    Though it’s monarchy had successfully united the lands for just 80 years, the Hawaii Princess – Ka’iulani was not only the daughter of Archibald Cleghorn, the Scottish born (from Edinburgh) horticulturist and collector of customs, she also became the leading voice in the campaign that would restore the Kingdom of Hawaii after the monarchy was overthrown in 1893.

    Looking at the current State Hawaiian flag – it uses the British-wide UK flag called the Union Jack (which is the blue and white Scottish saltire, the red and white saltire of Ulster and the red and white cross of the English national flags combined) which began to be first designed in the year 1606 – after James VI of Scots took over the English throne in the year 1603 along with the Scottish nobility – which began the process of what would lead to the political union between the two kingdoms of Scotland and England by 1707, so why is that you might ask?
    Because the Hawaiian king had flown it out of respect for King George III and as a sign of friendship with Britain. During the War of 1812, Americans on the islands were unhappy with such a partisan act. … When Kamehameha commissioned a flag for the Kingdom of Hawaii in 1816, the designer incorporated the “Union Jack”.”

    Interestingly though, Cleghorn, who is remembered particularly for all the planting of the banyan trees became a great close friend and advisor to the King Kalakaua and the Queen Lili’uokalani and also served as the Royal Governor of Oahu in the 1890’s.

    When the famous Scottish author who wrote the most famous pirate lore – Treasure Island – Robert Louis Stevenson met Cleghorn and his family after arriving in Hawaii on assignment for a US publisher. The Journalist Billy Kay detailed how Stevenson, then one of the world’s most famous writers following the success of Dr Jekyll and Mr Hyde (also written by Robert) become an ally of King Kalakaua and the royalist movement and was also a regular guest of the Royal Household, where he had a lot of hospitality and drink and where he met Princess Ka’iulani when she was 13, the niece to the King.

    But that aside, on SEGA itself, it’s most immediate direct antecedents would be Seizou (Nihon Kikai Seizou) and Goraku (Nihon Goraku Bussan) and Rosen Enterprises as well as Standard Games, so you could say analogically these four are like SEGA’s grandparents and most immediate relatives. That’s not to say there was never any American input also (of course there was – Stewart being another) but SEGA is quite a bit bigger than that and when we make this claim based on one element of SEGA, it’s useful to take it all into consideration and weigh everything up.

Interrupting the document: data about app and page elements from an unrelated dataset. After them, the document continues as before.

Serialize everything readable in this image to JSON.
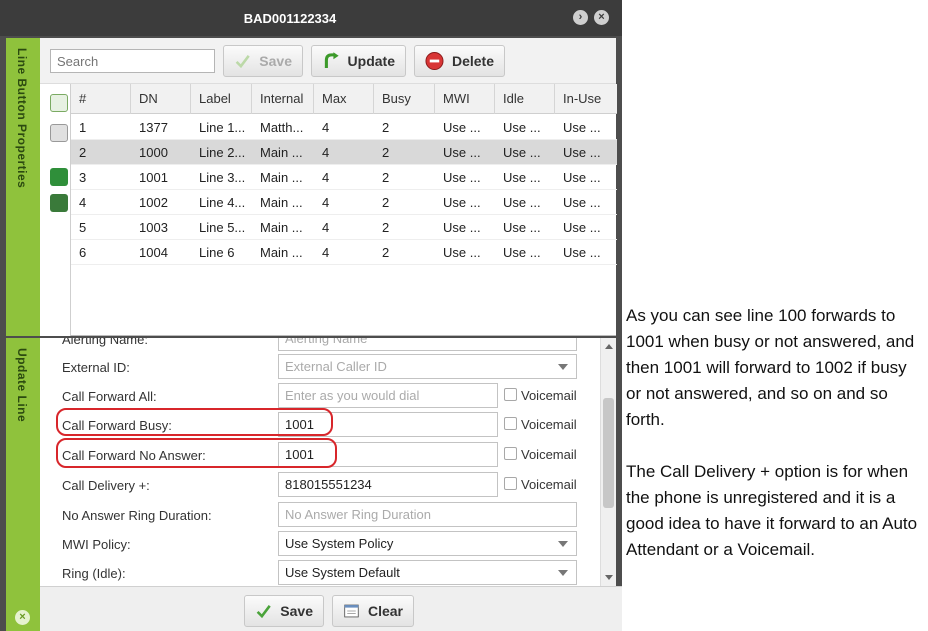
{
  "window": {
    "title": "BAD001122334",
    "tabs": {
      "line_button_properties": "Line Button Properties",
      "update_line": "Update Line"
    }
  },
  "toolbar": {
    "search_placeholder": "Search",
    "save_label": "Save",
    "update_label": "Update",
    "delete_label": "Delete"
  },
  "grid": {
    "columns": [
      "#",
      "DN",
      "Label",
      "Internal",
      "Max",
      "Busy",
      "MWI",
      "Idle",
      "In-Use"
    ],
    "rows": [
      [
        "1",
        "1377",
        "Line 1...",
        "Matth...",
        "4",
        "2",
        "Use ...",
        "Use ...",
        "Use ..."
      ],
      [
        "2",
        "1000",
        "Line 2...",
        "Main ...",
        "4",
        "2",
        "Use ...",
        "Use ...",
        "Use ..."
      ],
      [
        "3",
        "1001",
        "Line 3...",
        "Main ...",
        "4",
        "2",
        "Use ...",
        "Use ...",
        "Use ..."
      ],
      [
        "4",
        "1002",
        "Line 4...",
        "Main ...",
        "4",
        "2",
        "Use ...",
        "Use ...",
        "Use ..."
      ],
      [
        "5",
        "1003",
        "Line 5...",
        "Main ...",
        "4",
        "2",
        "Use ...",
        "Use ...",
        "Use ..."
      ],
      [
        "6",
        "1004",
        "Line 6",
        "Main ...",
        "4",
        "2",
        "Use ...",
        "Use ...",
        "Use ..."
      ]
    ],
    "selected_row": 2
  },
  "form": {
    "alerting_name": {
      "label": "Alerting Name:",
      "placeholder": "Alerting Name"
    },
    "external_id": {
      "label": "External ID:",
      "placeholder": "External Caller ID"
    },
    "call_forward_all": {
      "label": "Call Forward All:",
      "placeholder": "Enter as you would dial",
      "voicemail": "Voicemail"
    },
    "call_forward_busy": {
      "label": "Call Forward Busy:",
      "value": "1001",
      "voicemail": "Voicemail"
    },
    "call_forward_no_answer": {
      "label": "Call Forward No Answer:",
      "value": "1001",
      "voicemail": "Voicemail"
    },
    "call_delivery": {
      "label": "Call Delivery +:",
      "value": "818015551234",
      "voicemail": "Voicemail"
    },
    "no_answer_ring_duration": {
      "label": "No Answer Ring Duration:",
      "placeholder": "No Answer Ring Duration"
    },
    "mwi_policy": {
      "label": "MWI Policy:",
      "value": "Use System Policy"
    },
    "ring_idle": {
      "label": "Ring (Idle):",
      "value": "Use System Default"
    }
  },
  "footer": {
    "save_label": "Save",
    "clear_label": "Clear"
  },
  "notes": {
    "p1": "As you can see line 100 forwards to 1001 when busy or not answered, and then 1001 will forward to 1002 if busy or not answered, and so on and so forth.",
    "p2": "The Call Delivery + option is for when the phone is unregistered and it is a good idea to have it forward to an Auto Attendant or a Voicemail."
  },
  "colors": {
    "accent_green": "#8fc23c",
    "highlight_red": "#d8262b",
    "title_bar": "#3c3c3c"
  }
}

    Good video though, and throughly enjoyed it, I don’t think there’s been one as in-depth as this before other than Jenovi’s one about Standard Games.

    P.S. As well as Sega having some Asian root and a strong western heritage to a degree, if you’re wondering why the name ‘Service’ was used with the colour scheme etc, it was because at a time, SEGA made content for ‘Service men’ during the war effort – that was the core audience of who they made products for so the word ‘Service’ was used as part of the name to combine with games- i.e., ‘SE’ from service – to ‘GA’ from Games = SEGA.
    It’s kind of like the Sikhs or Samurai’s motto of ‘to serve’ in both their military heritage.

Leave a Reply

Your email address will not be published. Required fields are marked *